You can test your app during development with real-world devices or use emulators to simulate life-like situations and devices.
3. Business Model
How do you intend to monetise or maintain the app’s services? There are several options to monetise apps including in-app purchases, upgrades to more features or subscription to content. It’s important for you to figure this out before you launch so it’s clear how you want to make money and if your business model is sustainable in the long run.
When your app is published to the app store, how would you get its intended users to find it? There are several distribution channels you could use to market your app and get users to download them. Some channels include paid adverts on the app store or on social media and reviews on app review sites like Android Authority.
5. Managing Customer Feedback & Complaints
Google and Apple both have a comment section beneath each app. This section helps users to rate apps and leave their complaints or feedback. Feedback is great because it’s a direct connection between app developers and users, allowing them to share ideas they have or just telling you how you could make your app better.
You also need to set up a process for handling complaints from failed purchases, signups and bugs within the app.
6. Marketing Visuals
App Stores want users to see what is promised before they download and have provided a section for screenshots and videos. You can take advantage of this by highlighting the most important features of your app and include a walkthrough video.
Zoto’s video below introduces the app as the fastest way to recharge in Nigeria.
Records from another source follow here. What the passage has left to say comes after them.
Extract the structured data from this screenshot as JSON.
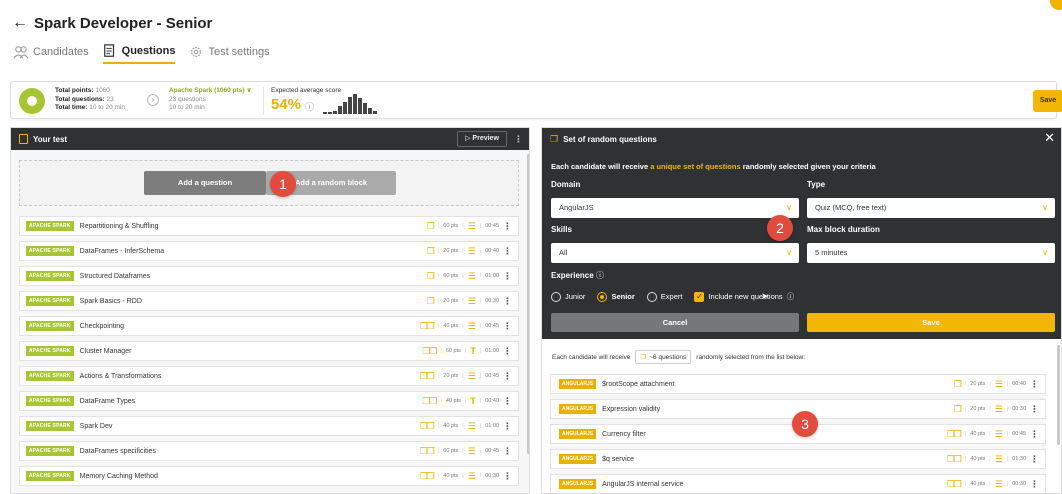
{
  "header": {
    "title": "Spark Developer - Senior",
    "tabs": [
      {
        "label": "Candidates"
      },
      {
        "label": "Questions"
      },
      {
        "label": "Test settings"
      }
    ]
  },
  "summary": {
    "total_points_label": "Total points:",
    "total_points": "1060",
    "total_questions_label": "Total questions:",
    "total_questions": "23",
    "total_time_label": "Total time:",
    "total_time": "10 to 20 min",
    "skill": "Apache Spark (1060 pts)",
    "skill_questions": "23 questions",
    "skill_time": "10 to 20 min",
    "expected_label": "Expected average score",
    "expected_score": "54%",
    "save_label": "Save"
  },
  "left_panel": {
    "title": "Your test",
    "preview_label": "Preview",
    "add_question": "Add a question",
    "add_random_block": "Add a random block",
    "questions": [
      {
        "tag": "APACHE SPARK",
        "name": "Repartitioning & Shuffling",
        "cubes": "❒",
        "points": "60 pts",
        "type": "☰",
        "time": "00:45"
      },
      {
        "tag": "APACHE SPARK",
        "name": "DataFrames - InferSchema",
        "cubes": "❒",
        "points": "20 pts",
        "type": "☰",
        "time": "00:40"
      },
      {
        "tag": "APACHE SPARK",
        "name": "Structured Dataframes",
        "cubes": "❒",
        "points": "60 pts",
        "type": "☰",
        "time": "01:00"
      },
      {
        "tag": "APACHE SPARK",
        "name": "Spark Basics - RDD",
        "cubes": "❒",
        "points": "20 pts",
        "type": "☰",
        "time": "00:30"
      },
      {
        "tag": "APACHE SPARK",
        "name": "Checkpointing",
        "cubes": "❒❒",
        "points": "40 pts",
        "type": "☰",
        "time": "00:45"
      },
      {
        "tag": "APACHE SPARK",
        "name": "Cluster Manager",
        "cubes": "❒❒",
        "points": "60 pts",
        "type": "T",
        "time": "01:00"
      },
      {
        "tag": "APACHE SPARK",
        "name": "Actions & Transformations",
        "cubes": "❒❒",
        "points": "20 pts",
        "type": "☰",
        "time": "00:45"
      },
      {
        "tag": "APACHE SPARK",
        "name": "DataFrame Types",
        "cubes": "❒❒",
        "points": "40 pts",
        "type": "T",
        "time": "00:40"
      },
      {
        "tag": "APACHE SPARK",
        "name": "Spark Dev",
        "cubes": "❒❒",
        "points": "40 pts",
        "type": "☰",
        "time": "01:00"
      },
      {
        "tag": "APACHE SPARK",
        "name": "DataFrames specificities",
        "cubes": "❒❒",
        "points": "60 pts",
        "type": "☰",
        "time": "00:45"
      },
      {
        "tag": "APACHE SPARK",
        "name": "Memory Caching Method",
        "cubes": "❒❒",
        "points": "40 pts",
        "type": "☰",
        "time": "00:30"
      }
    ]
  },
  "right_panel": {
    "title": "Set of random questions",
    "intro_pre": "Each candidate will receive ",
    "intro_hl": "a unique set of questions",
    "intro_post": " randomly selected given your criteria",
    "domain_label": "Domain",
    "domain_value": "AngularJS",
    "type_label": "Type",
    "type_value": "Quiz (MCQ, free text)",
    "skills_label": "Skills",
    "skills_value": "All",
    "max_label": "Max block duration",
    "max_value": "5 minutes",
    "experience_label": "Experience",
    "exp_junior": "Junior",
    "exp_senior": "Senior",
    "exp_expert": "Expert",
    "include_new": "Include new questions",
    "cancel_label": "Cancel",
    "save_label": "Save",
    "sub_pre": "Each candidate will receive",
    "sub_badge": "~6 questions",
    "sub_post": "randomly selected from the list below:",
    "questions": [
      {
        "tag": "ANGULARJS",
        "name": "$rootScope attachment",
        "cubes": "❒",
        "points": "20 pts",
        "type": "☰",
        "time": "00:40"
      },
      {
        "tag": "ANGULARJS",
        "name": "Expression validity",
        "cubes": "❒",
        "points": "20 pts",
        "type": "☰",
        "time": "00:30"
      },
      {
        "tag": "ANGULARJS",
        "name": "Currency filter",
        "cubes": "❒❒",
        "points": "40 pts",
        "type": "☰",
        "time": "00:45"
      },
      {
        "tag": "ANGULARJS",
        "name": "$q service",
        "cubes": "❒❒",
        "points": "40 pts",
        "type": "☰",
        "time": "01:30"
      },
      {
        "tag": "ANGULARJS",
        "name": "AngularJS internal service",
        "cubes": "❒❒",
        "points": "40 pts",
        "type": "☰",
        "time": "00:30"
      }
    ]
  },
  "markers": [
    "1",
    "2",
    "3"
  ],
  "colors": {
    "accent": "#f2b705",
    "spark_tag": "#a7c634",
    "angular_tag": "#e8b000",
    "dark": "#2f3133",
    "marker": "#e24c3f"
  }
}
The video simple, uncluttered and easy to understand.
7. Optimise for Search
Like I said earlier, there are billions of smartphone users around the world and they are searching for apps to meet their needs. If your company or app name isn’t popular, you can take advantage of these searches by describing your app in the title section. You basically need to state what your app does or what problem it solves. This improves discovery for your app and leads to more downloads.
8. App description
Your app’s description is one of the most important sections on app stores. Ensure your app’s features accurately describe what problem your app solves and how it solves the problem. If there are any paid features or upgrades required to access certain features, you should state it plainly.
The description section helps potential users decide if you provide the services they need and help prevent uninstalls due to disappointment with your app.
8. Upgrade Plan
Now that your app is ready for publishing, you need to make plans for upgrading the app. Apple and Google refresh iOS and Android annually; adding new features, designs and capabilities. Your app should be designed in-line with the OS’s design language and could also take advantage of technological advancements in smartphones.
Following this checklist will get your app ready for downloads and app store success. Thinking of building a business via your app? Download our guide to product development here.